_ABOUT THIS TASK_
Reproduce the listing word for word, leaving every picture behind.

_RECORDS TO USE_
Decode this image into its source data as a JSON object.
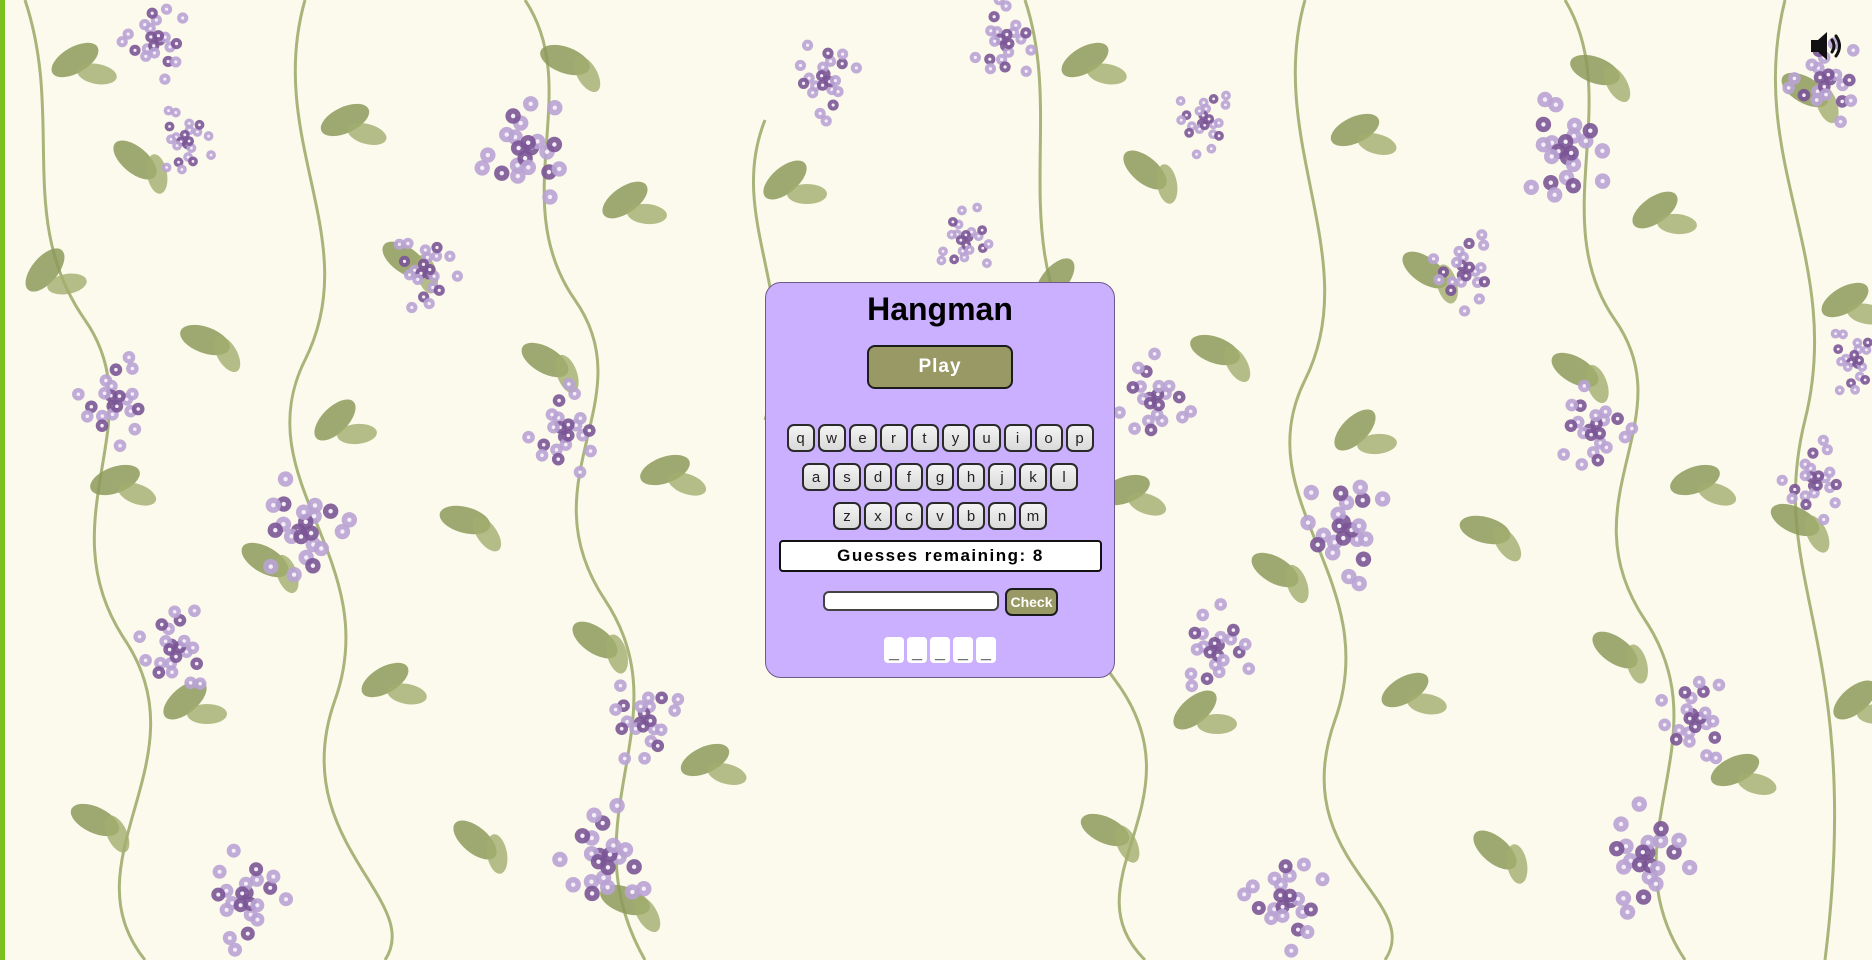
{
  "app": {
    "title": "Hangman",
    "play_label": "Play",
    "sound_icon": "speaker-volume-icon"
  },
  "keyboard": {
    "rows": [
      [
        "q",
        "w",
        "e",
        "r",
        "t",
        "y",
        "u",
        "i",
        "o",
        "p"
      ],
      [
        "a",
        "s",
        "d",
        "f",
        "g",
        "h",
        "j",
        "k",
        "l"
      ],
      [
        "z",
        "x",
        "c",
        "v",
        "b",
        "n",
        "m"
      ]
    ]
  },
  "status": {
    "guesses_text": "Guesses remaining: 8",
    "guesses_remaining": 8
  },
  "guess_form": {
    "input_value": "",
    "check_label": "Check"
  },
  "word": {
    "slots": [
      "_",
      "_",
      "_",
      "_",
      "_"
    ]
  },
  "colors": {
    "page_background": "#fbfaec",
    "panel": "#cbb0ff",
    "button": "#999966",
    "left_edge": "#7cc21e",
    "leaf": "#8c9a5b",
    "lilac_light": "#b9a3d4",
    "lilac_dark": "#7b5596"
  }
}
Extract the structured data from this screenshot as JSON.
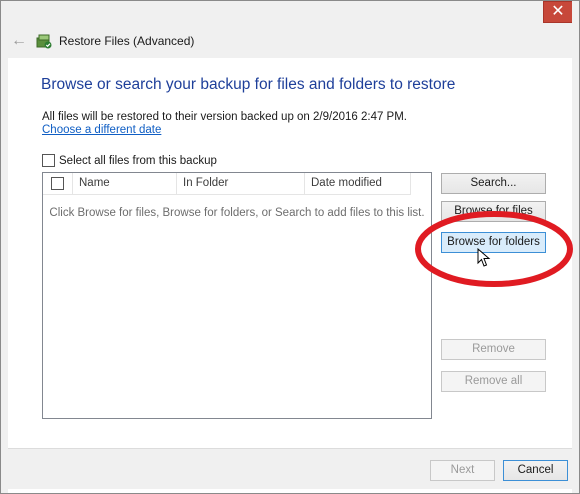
{
  "window": {
    "title": "Restore Files (Advanced)",
    "close_symbol": "✕"
  },
  "icons": {
    "back": "back-arrow-icon",
    "app": "restore-files-icon",
    "cursor": "mouse-pointer-icon"
  },
  "main": {
    "heading": "Browse or search your backup for files and folders to restore",
    "restore_info": "All files will be restored to their version backed up on 2/9/2016 2:47 PM.",
    "change_date_link": "Choose a different date",
    "select_all_label": "Select all files from this backup"
  },
  "list": {
    "columns": [
      "Name",
      "In Folder",
      "Date modified"
    ],
    "empty_message": "Click Browse for files, Browse for folders, or Search to add files to this list."
  },
  "side_buttons": {
    "search": "Search...",
    "browse_files": "Browse for files",
    "browse_folders": "Browse for folders",
    "remove": "Remove",
    "remove_all": "Remove all"
  },
  "footer": {
    "next": "Next",
    "cancel": "Cancel"
  },
  "colors": {
    "heading": "#1e3f9a",
    "link": "#0f5ec4",
    "annotation": "#e01b22",
    "close_button": "#c7483a",
    "highlight_button": "#d9ecfb"
  }
}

_WRITTEN ANSWER_
Decode this image into its source data as a JSON object.
{
  "app": {
    "title": "Hangman",
    "play_label": "Play",
    "sound_icon": "speaker-volume-icon"
  },
  "keyboard": {
    "rows": [
      [
        "q",
        "w",
        "e",
        "r",
        "t",
        "y",
        "u",
        "i",
        "o",
        "p"
      ],
      [
        "a",
        "s",
        "d",
        "f",
        "g",
        "h",
        "j",
        "k",
        "l"
      ],
      [
        "z",
        "x",
        "c",
        "v",
        "b",
        "n",
        "m"
      ]
    ]
  },
  "status": {
    "guesses_text": "Guesses remaining: 8",
    "guesses_remaining": 8
  },
  "guess_form": {
    "input_value": "",
    "check_label": "Check"
  },
  "word": {
    "slots": [
      "_",
      "_",
      "_",
      "_",
      "_"
    ]
  },
  "colors": {
    "page_background": "#fbfaec",
    "panel": "#cbb0ff",
    "button": "#999966",
    "left_edge": "#7cc21e",
    "leaf": "#8c9a5b",
    "lilac_light": "#b9a3d4",
    "lilac_dark": "#7b5596"
  }
}
Extract the structured data from this screenshot as JSON.
{
  "window": {
    "title": "Restore Files (Advanced)",
    "close_symbol": "✕"
  },
  "icons": {
    "back": "back-arrow-icon",
    "app": "restore-files-icon",
    "cursor": "mouse-pointer-icon"
  },
  "main": {
    "heading": "Browse or search your backup for files and folders to restore",
    "restore_info": "All files will be restored to their version backed up on 2/9/2016 2:47 PM.",
    "change_date_link": "Choose a different date",
    "select_all_label": "Select all files from this backup"
  },
  "list": {
    "columns": [
      "Name",
      "In Folder",
      "Date modified"
    ],
    "empty_message": "Click Browse for files, Browse for folders, or Search to add files to this list."
  },
  "side_buttons": {
    "search": "Search...",
    "browse_files": "Browse for files",
    "browse_folders": "Browse for folders",
    "remove": "Remove",
    "remove_all": "Remove all"
  },
  "footer": {
    "next": "Next",
    "cancel": "Cancel"
  },
  "colors": {
    "heading": "#1e3f9a",
    "link": "#0f5ec4",
    "annotation": "#e01b22",
    "close_button": "#c7483a",
    "highlight_button": "#d9ecfb"
  }
}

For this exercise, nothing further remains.